# Activity
Copy each line of the entries beneath that contains the word "this".

# Supplied material
──────────

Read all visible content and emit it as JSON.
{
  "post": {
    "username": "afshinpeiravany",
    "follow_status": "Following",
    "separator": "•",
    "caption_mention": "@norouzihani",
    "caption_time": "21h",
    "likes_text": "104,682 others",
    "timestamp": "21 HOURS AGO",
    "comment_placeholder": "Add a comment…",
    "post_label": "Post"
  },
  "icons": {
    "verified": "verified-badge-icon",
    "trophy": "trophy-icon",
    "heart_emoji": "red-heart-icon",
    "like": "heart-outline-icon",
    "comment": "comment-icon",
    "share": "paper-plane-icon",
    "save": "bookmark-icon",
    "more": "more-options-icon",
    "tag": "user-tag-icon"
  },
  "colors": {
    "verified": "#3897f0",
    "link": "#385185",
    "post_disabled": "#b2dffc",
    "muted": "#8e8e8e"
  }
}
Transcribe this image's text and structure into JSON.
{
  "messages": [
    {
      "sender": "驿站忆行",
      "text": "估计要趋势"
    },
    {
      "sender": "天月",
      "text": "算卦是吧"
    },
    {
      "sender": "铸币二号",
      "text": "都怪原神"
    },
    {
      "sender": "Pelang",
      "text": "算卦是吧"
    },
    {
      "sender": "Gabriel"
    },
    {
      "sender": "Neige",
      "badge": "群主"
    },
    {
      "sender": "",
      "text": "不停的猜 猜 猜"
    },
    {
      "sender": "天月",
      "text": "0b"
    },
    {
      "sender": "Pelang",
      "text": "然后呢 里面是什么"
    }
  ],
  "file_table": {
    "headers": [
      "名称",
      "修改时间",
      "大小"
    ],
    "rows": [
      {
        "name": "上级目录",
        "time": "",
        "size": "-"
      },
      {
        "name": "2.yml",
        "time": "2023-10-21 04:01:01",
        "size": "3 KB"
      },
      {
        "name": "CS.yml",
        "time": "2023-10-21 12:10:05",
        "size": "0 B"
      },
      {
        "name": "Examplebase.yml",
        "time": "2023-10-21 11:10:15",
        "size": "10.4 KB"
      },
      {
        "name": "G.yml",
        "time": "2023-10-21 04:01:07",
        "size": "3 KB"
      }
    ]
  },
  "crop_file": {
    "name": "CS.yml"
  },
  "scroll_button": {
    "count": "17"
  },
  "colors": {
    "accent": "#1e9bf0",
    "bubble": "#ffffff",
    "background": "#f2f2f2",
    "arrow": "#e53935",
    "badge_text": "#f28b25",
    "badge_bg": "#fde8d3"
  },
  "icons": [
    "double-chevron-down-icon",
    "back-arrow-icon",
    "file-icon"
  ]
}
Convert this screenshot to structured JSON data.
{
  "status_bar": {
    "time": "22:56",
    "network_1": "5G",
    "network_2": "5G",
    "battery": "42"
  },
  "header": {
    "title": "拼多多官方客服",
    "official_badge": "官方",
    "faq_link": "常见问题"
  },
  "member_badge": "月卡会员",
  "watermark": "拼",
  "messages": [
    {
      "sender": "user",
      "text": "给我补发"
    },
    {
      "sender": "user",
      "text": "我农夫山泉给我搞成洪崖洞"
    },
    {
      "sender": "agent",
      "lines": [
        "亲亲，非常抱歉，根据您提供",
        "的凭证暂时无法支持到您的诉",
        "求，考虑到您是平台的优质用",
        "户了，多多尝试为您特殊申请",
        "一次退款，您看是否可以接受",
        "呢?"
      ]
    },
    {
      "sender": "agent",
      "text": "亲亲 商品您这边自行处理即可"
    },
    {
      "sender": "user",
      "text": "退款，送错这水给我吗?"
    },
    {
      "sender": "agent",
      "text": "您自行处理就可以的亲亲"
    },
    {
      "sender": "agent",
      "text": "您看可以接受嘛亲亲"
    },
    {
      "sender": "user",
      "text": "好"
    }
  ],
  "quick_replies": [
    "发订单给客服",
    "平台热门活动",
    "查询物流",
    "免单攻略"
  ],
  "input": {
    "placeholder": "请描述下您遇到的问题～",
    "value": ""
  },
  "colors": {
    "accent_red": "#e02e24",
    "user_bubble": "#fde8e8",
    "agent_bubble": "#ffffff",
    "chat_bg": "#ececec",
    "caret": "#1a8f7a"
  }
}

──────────

# Response area
Transcribe this image's text and structure into JSON.
Convert this screenshot to structured JSON data.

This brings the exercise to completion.